Nell Boeschenstein is angry. “I take birth control to minimize my risk of ovarian cancer,” she said. “To have that be potentially denied coverage makes my blood boil in ways I can’t articulate.”
Boeschenstein once wrote, “I’ve never sprained an ankle. The only bone I’ve ever broken is the forefinger of my left hand.” But when she discovered that she carries the BCRA1 gene, which carries a 90 percent risk of breast cancer and a 50 percent risk of ovarian cancer, she had some serious medical decisions to make — especially as her graduate program’s health insurance coverage would run out once she finished her degree. So after spending $10,000 out of pocket to qualify for the surgery — her insurance covered only 80 percent of the bills for the necessary MRIs, mammograms and ultrasounds — the 31-year-old Boeschenstein went under the knife for a double radical mastectomy.

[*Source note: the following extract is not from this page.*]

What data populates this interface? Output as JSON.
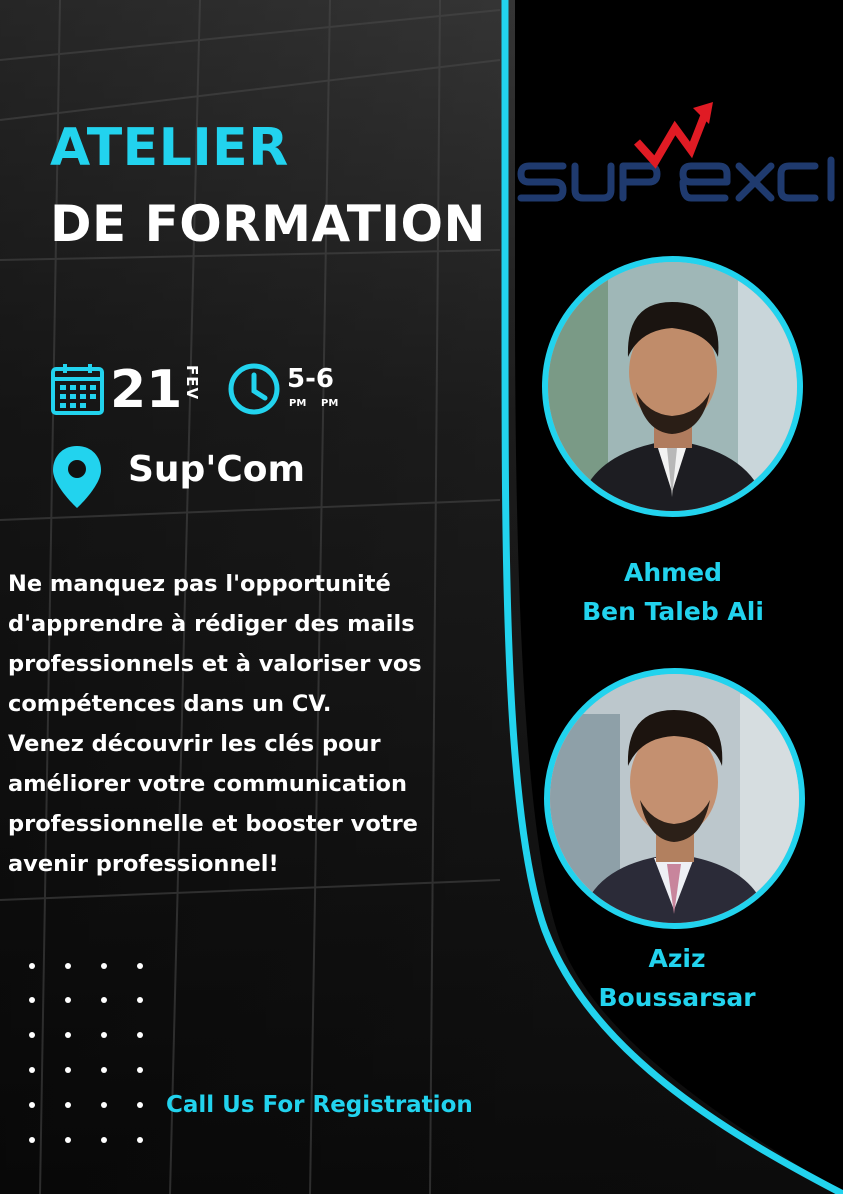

The total cost of the procedure, pre-reconstructive surgery, was $100,000, most of which was covered by her health insurance. But the $10,000 in out-of-pocket expenses put her in a deep hole, so she moved from Brooklyn, NY back to Charlottesville, Virginia. She was just in time to bear immediate witness to the GOP’s efforts to restrict access to reproductive health services and force women to have unnecessary medical procedures — like transvaginal ultrasounds, which Boeschenstein has to periodically undergo to check on her ovaries.

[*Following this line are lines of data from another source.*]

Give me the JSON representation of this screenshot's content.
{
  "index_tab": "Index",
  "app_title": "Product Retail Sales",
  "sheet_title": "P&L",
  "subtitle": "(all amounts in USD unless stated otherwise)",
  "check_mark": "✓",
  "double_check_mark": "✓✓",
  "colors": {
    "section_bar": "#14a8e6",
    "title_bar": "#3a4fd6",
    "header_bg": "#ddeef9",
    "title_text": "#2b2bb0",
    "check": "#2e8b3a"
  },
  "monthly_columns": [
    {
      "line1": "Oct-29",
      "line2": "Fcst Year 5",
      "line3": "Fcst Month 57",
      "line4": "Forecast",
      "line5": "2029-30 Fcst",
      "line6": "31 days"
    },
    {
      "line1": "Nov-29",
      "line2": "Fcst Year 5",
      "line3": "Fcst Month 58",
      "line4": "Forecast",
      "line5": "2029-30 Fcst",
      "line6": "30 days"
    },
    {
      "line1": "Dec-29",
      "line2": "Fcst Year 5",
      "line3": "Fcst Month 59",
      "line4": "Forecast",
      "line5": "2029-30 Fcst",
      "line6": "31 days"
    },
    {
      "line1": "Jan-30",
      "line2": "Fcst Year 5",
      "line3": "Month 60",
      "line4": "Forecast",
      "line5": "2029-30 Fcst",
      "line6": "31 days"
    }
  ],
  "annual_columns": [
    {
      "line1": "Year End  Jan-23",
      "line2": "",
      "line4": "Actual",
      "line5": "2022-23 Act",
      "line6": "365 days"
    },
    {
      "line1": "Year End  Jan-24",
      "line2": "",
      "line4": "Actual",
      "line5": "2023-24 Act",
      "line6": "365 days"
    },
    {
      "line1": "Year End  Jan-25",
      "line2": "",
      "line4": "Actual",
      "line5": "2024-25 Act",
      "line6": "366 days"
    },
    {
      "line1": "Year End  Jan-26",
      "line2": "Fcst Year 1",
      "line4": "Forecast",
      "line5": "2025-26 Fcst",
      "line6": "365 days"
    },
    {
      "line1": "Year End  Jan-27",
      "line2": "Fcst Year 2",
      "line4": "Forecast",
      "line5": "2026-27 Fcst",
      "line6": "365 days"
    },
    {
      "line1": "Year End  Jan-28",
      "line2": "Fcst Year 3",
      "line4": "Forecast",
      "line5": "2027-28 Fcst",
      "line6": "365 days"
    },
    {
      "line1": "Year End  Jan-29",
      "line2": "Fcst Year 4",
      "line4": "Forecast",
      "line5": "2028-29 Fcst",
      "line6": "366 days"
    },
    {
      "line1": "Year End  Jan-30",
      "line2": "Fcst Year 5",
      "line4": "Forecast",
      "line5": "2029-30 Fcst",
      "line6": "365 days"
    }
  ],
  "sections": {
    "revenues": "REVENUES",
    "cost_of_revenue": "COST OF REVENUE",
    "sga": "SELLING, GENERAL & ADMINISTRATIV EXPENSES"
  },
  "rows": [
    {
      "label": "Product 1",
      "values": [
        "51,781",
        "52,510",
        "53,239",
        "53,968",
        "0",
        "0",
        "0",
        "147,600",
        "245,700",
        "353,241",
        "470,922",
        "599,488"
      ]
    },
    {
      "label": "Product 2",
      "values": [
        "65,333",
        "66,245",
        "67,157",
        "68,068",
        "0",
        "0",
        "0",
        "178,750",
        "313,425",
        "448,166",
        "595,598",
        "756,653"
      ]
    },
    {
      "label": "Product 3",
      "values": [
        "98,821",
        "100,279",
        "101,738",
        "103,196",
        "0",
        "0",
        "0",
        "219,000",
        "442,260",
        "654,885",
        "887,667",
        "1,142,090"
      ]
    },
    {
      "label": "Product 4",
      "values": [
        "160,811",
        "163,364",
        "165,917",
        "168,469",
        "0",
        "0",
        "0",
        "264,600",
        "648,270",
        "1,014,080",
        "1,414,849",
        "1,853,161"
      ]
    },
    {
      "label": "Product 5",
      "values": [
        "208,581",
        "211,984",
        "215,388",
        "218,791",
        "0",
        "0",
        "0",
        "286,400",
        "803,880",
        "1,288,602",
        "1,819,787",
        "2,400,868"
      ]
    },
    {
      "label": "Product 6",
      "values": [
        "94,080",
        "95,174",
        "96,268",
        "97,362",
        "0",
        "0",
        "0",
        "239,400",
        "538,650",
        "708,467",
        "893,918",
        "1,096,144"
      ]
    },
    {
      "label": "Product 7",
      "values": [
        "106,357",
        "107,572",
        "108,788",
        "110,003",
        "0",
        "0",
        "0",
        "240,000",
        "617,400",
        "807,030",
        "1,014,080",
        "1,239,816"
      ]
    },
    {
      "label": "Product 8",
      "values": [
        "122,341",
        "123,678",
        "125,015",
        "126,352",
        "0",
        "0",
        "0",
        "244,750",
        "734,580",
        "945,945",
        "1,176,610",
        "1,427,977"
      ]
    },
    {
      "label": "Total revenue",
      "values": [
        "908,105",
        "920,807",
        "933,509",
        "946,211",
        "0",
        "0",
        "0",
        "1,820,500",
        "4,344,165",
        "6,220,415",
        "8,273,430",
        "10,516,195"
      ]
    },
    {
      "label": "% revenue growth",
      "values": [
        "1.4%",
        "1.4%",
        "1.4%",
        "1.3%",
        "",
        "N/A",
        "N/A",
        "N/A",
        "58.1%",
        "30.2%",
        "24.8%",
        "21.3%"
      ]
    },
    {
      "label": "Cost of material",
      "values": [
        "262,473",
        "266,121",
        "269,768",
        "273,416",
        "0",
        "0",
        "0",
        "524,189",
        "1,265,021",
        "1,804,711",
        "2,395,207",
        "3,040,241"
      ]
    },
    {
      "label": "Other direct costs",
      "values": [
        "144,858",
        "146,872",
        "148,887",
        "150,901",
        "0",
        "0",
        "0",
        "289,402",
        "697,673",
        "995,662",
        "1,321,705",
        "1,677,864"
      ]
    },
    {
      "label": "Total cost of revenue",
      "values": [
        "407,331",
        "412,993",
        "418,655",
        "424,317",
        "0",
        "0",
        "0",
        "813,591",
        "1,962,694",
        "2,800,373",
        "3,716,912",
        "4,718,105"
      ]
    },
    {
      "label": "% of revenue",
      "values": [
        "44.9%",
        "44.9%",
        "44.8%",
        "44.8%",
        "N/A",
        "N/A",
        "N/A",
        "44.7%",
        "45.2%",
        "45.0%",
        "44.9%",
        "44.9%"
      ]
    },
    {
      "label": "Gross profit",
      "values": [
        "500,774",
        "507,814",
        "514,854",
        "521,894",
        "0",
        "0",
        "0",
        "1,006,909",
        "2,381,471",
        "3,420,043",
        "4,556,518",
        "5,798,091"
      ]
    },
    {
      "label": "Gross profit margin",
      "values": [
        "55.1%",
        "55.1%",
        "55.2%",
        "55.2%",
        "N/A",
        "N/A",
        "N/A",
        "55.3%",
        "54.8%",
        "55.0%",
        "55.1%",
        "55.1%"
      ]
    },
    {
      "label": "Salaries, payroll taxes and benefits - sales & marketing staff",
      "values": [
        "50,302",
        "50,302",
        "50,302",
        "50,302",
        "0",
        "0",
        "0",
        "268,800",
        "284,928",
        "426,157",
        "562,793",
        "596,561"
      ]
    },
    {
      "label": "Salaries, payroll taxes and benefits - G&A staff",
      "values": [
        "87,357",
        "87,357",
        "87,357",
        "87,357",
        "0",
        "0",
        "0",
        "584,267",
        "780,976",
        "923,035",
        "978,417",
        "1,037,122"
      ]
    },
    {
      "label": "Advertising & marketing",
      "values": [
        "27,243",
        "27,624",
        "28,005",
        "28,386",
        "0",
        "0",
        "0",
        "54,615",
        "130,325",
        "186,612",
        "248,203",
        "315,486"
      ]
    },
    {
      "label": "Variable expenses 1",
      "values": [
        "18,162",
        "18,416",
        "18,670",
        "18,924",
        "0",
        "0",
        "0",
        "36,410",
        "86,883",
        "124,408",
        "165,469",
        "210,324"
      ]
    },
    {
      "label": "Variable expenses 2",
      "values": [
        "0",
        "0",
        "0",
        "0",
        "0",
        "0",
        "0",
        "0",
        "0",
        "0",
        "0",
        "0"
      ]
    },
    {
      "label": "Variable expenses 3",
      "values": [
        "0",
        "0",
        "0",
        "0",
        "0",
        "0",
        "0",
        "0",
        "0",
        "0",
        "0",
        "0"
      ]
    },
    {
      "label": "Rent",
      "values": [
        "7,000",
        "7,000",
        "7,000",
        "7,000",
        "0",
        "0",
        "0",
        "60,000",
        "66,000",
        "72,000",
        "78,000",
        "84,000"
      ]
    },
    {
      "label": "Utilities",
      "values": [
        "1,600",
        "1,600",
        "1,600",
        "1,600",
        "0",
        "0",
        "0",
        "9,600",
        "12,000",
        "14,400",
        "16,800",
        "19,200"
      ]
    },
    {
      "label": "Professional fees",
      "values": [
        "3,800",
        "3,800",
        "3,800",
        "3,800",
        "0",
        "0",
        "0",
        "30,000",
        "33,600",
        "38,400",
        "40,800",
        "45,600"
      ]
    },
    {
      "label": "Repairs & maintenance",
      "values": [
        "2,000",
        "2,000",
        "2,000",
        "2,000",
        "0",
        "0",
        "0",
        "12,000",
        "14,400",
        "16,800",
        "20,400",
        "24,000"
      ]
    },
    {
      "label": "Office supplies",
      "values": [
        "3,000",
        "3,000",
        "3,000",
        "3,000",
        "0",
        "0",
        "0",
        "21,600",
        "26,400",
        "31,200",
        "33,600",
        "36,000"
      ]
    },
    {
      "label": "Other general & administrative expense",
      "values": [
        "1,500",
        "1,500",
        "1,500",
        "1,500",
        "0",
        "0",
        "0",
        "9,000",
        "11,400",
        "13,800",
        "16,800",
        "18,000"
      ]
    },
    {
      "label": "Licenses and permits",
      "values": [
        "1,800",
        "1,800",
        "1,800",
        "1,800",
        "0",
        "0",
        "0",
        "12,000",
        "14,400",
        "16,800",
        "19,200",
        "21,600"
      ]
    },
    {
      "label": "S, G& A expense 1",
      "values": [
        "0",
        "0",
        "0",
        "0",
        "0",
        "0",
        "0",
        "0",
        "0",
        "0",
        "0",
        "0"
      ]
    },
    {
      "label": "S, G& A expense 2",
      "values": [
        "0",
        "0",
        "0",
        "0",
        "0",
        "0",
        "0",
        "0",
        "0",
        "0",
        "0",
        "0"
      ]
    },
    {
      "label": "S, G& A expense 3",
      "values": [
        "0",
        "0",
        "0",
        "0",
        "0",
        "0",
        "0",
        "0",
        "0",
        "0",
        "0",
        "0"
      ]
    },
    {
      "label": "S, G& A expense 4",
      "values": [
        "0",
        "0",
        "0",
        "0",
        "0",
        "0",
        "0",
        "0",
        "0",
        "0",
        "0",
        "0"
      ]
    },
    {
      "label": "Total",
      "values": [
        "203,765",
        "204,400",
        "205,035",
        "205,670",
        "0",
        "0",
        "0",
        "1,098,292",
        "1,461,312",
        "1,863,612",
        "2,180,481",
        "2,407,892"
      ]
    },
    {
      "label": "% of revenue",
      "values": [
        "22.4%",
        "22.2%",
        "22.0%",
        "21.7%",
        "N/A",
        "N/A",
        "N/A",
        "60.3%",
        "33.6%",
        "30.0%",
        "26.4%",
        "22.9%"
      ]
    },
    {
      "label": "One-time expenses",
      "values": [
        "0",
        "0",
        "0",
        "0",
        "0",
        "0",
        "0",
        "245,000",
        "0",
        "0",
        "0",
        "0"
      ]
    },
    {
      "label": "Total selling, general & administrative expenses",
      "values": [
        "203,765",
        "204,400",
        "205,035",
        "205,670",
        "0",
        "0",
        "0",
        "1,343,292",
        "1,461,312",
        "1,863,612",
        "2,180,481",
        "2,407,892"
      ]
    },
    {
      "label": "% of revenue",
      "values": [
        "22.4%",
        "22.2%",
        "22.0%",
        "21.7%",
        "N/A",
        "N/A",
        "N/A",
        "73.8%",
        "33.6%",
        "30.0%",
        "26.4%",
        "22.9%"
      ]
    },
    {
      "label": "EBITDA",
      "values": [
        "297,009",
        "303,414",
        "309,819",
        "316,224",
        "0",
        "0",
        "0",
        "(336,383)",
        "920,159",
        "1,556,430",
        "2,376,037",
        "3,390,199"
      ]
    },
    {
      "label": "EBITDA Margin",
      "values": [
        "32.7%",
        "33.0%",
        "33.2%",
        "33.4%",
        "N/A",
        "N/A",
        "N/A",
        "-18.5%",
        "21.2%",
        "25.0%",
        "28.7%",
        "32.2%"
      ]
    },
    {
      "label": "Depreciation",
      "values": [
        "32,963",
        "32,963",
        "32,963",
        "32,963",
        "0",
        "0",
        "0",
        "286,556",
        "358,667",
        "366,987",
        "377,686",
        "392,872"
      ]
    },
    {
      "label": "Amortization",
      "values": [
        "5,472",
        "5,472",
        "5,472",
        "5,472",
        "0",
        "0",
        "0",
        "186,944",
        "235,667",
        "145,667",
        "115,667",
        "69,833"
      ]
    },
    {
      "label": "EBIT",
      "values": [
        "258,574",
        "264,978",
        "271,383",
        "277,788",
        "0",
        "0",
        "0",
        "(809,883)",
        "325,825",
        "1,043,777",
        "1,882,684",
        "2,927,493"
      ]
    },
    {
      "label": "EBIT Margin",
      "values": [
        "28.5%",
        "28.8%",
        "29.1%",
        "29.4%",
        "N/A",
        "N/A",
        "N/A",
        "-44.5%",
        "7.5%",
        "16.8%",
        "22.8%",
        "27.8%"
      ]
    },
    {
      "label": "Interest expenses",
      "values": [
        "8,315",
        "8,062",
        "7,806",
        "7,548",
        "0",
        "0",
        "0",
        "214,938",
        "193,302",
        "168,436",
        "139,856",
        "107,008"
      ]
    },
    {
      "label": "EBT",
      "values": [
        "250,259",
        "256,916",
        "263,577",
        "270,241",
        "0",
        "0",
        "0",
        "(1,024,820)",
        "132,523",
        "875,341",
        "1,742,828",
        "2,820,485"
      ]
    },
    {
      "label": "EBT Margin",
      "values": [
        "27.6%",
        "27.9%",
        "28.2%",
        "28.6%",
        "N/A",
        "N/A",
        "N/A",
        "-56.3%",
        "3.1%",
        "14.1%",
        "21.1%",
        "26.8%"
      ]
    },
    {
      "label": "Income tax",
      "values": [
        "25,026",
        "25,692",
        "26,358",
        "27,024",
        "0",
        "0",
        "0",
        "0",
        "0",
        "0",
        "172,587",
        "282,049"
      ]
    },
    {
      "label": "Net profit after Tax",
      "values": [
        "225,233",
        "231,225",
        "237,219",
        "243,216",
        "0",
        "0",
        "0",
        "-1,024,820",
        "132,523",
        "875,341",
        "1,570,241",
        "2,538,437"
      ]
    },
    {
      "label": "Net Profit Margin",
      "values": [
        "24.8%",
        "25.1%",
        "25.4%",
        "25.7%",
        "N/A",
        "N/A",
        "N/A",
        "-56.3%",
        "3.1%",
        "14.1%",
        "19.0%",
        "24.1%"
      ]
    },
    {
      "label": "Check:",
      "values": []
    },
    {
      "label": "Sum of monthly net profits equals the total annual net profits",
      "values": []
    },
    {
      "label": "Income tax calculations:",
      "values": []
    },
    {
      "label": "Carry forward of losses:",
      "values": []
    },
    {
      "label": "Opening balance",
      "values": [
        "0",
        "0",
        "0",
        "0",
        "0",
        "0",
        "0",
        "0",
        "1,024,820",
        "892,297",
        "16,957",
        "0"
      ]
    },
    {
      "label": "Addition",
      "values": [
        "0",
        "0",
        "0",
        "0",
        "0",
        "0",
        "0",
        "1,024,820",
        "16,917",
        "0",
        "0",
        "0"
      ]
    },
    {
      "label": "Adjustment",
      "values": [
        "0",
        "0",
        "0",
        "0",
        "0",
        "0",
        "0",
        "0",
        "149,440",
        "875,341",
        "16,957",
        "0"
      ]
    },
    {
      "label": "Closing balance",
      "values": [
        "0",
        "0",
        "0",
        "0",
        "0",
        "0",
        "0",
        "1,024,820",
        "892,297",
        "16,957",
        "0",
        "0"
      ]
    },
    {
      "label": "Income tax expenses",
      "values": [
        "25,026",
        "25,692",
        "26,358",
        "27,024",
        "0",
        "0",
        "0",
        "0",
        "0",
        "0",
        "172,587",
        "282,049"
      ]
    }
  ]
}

“Virginia being ground zero, I’ve felt so angry, frustrated and unwelcome,” she said. “This is a fundamental misunderstanding of the things we need to do to protect our reproductive health, which is the health of our whole bodies.”
“I’ve felt a little unwelcome in my hometown,” she added. “To think that people would take that control away to protect myself or minimize my fears [about cancer], it’s so intense.”
For instance, she said, “A friend of my sister’s posted a Fox news article on Facebook about birth control coverage being a First Amendment issue,” and she tried to stop herself from picking a fight. But then she realized, “‘I’m going to go there. I’m going to go there on Facebook.'” She added, “I said, contraception aside, I take birth control for serious health issues. And he just came back and said, ‘Yeah, but that’s a violation of my rights.’ My continued health, he said, was a violation of his rights.”
Boeschenstein doesn’t hold any illusions that the political move to restrict access to reproductive health care comes from a deep-seated religious convictions, either. “A lot of legislation is about making a name for someone,” she said. And when her housemate, Joey — her best friend from junior high in whose Charlottesville house she now finds respite — said, “I imagine some people just haven’t thought through these issues in a comprehensive way,” Boeschenstein had an answer: “There’s no excuse for that.”